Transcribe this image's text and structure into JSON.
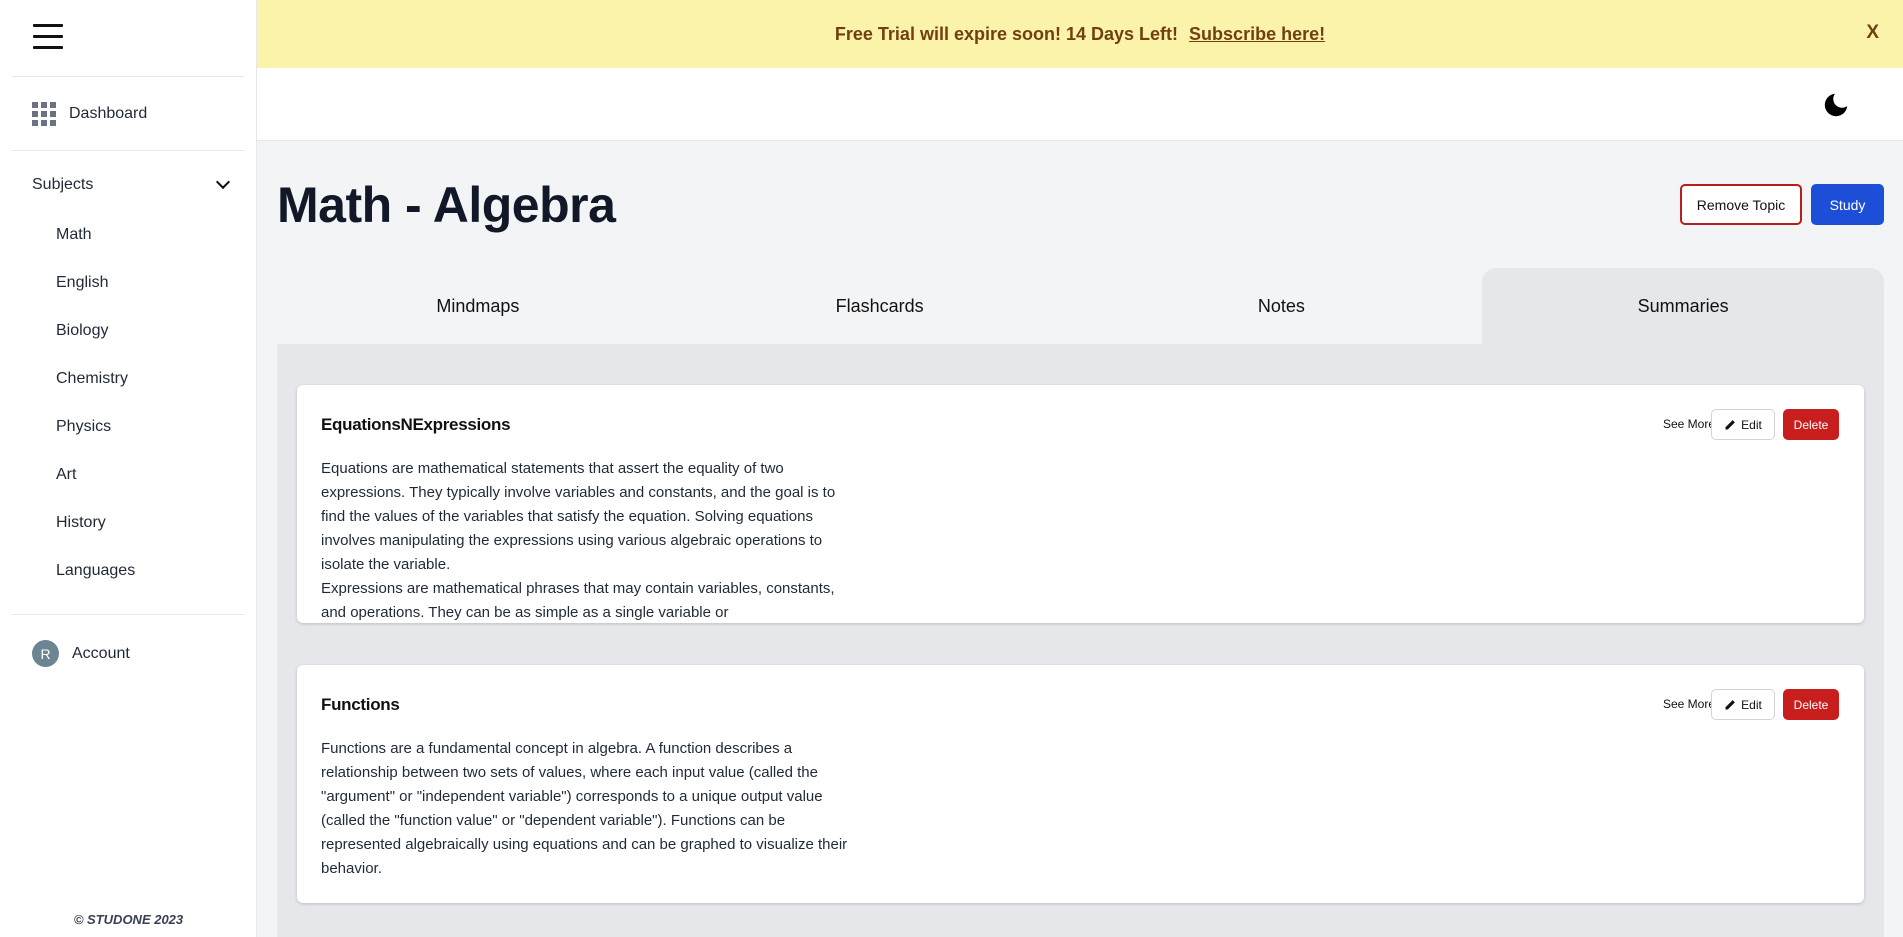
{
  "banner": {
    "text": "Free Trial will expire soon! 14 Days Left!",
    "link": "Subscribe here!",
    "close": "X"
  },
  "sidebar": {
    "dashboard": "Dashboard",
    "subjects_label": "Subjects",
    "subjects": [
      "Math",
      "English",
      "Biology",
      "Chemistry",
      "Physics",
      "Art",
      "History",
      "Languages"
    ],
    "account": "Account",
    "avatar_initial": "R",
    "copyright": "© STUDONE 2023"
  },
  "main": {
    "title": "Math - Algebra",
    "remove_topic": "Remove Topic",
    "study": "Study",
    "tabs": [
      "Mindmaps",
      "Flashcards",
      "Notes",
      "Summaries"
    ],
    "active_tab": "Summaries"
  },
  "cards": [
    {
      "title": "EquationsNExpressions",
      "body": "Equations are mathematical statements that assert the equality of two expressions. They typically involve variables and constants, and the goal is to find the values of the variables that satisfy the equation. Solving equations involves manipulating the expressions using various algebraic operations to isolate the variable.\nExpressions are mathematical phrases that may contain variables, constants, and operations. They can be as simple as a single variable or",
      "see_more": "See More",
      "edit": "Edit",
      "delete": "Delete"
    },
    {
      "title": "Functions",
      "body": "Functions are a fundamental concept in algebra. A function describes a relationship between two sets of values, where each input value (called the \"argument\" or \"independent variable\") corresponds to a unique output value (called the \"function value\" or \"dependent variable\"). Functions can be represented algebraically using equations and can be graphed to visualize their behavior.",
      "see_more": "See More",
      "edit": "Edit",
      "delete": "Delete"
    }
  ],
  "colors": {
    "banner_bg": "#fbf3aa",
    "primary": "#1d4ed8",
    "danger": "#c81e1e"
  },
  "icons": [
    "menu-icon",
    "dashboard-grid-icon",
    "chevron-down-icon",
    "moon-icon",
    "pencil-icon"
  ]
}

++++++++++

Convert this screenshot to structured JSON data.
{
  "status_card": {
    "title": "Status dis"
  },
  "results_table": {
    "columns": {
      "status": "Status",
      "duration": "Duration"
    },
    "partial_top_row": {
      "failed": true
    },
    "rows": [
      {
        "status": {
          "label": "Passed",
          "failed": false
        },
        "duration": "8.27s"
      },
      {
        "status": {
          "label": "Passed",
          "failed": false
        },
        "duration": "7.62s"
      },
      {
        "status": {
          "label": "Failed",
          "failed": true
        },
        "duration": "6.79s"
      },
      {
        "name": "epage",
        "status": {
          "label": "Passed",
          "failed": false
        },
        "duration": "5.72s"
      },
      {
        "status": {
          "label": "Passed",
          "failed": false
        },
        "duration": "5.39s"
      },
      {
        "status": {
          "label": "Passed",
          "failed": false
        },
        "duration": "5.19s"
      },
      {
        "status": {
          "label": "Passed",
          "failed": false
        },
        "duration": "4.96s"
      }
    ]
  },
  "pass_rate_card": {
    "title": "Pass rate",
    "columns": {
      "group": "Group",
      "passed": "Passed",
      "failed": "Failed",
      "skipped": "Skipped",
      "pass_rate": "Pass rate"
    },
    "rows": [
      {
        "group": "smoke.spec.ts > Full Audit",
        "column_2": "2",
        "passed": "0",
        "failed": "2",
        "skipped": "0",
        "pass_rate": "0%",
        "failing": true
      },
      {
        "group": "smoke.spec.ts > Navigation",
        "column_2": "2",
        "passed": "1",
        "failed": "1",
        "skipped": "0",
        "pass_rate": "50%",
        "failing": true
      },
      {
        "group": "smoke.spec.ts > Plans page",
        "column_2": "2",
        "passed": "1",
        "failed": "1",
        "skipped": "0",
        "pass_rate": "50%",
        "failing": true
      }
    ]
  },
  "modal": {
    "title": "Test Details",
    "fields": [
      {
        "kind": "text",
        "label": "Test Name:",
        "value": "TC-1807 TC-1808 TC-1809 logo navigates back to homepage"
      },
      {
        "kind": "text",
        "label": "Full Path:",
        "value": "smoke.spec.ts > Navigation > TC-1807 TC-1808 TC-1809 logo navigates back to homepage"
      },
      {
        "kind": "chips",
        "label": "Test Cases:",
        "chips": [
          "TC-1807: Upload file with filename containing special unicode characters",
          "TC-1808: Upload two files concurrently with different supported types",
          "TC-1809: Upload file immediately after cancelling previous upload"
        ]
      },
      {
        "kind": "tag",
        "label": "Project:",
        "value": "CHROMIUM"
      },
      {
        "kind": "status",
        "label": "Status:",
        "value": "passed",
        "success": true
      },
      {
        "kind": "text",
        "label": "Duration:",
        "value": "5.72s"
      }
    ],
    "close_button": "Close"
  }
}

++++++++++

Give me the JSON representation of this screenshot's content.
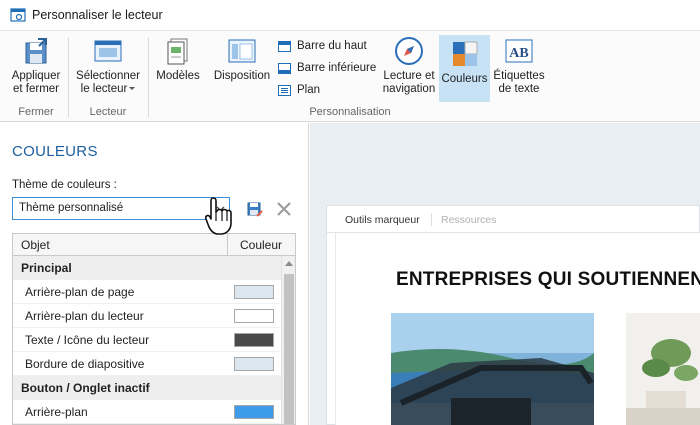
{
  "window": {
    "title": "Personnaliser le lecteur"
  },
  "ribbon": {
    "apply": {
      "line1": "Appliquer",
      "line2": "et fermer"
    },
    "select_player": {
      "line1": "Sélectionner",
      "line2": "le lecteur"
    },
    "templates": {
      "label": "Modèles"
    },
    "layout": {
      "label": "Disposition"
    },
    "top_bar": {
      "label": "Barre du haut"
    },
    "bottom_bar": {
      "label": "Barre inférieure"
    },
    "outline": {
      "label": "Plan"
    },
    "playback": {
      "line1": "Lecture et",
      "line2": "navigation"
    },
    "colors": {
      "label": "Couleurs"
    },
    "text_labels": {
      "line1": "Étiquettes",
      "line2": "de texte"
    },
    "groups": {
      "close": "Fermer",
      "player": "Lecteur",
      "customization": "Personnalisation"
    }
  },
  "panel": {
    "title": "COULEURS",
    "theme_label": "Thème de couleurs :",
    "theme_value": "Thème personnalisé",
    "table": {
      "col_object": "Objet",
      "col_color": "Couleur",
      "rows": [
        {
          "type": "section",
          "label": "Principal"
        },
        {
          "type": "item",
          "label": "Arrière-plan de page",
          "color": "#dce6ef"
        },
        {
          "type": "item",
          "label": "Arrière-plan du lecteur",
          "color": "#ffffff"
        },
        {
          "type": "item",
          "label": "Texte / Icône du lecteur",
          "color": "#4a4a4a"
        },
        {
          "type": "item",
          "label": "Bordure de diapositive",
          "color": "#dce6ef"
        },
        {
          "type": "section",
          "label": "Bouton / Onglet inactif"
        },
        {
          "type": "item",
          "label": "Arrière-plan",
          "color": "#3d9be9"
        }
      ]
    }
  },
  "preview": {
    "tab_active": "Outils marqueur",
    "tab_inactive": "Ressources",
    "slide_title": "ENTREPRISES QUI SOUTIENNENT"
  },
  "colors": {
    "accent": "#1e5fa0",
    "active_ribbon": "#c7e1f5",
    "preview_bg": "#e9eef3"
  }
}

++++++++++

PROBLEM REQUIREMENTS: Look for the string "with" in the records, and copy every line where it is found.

EXPECTED ANSWER:
          "TC-1807: Upload file with filename containing special unicode characters",
          "TC-1808: Upload two files concurrently with different supported types",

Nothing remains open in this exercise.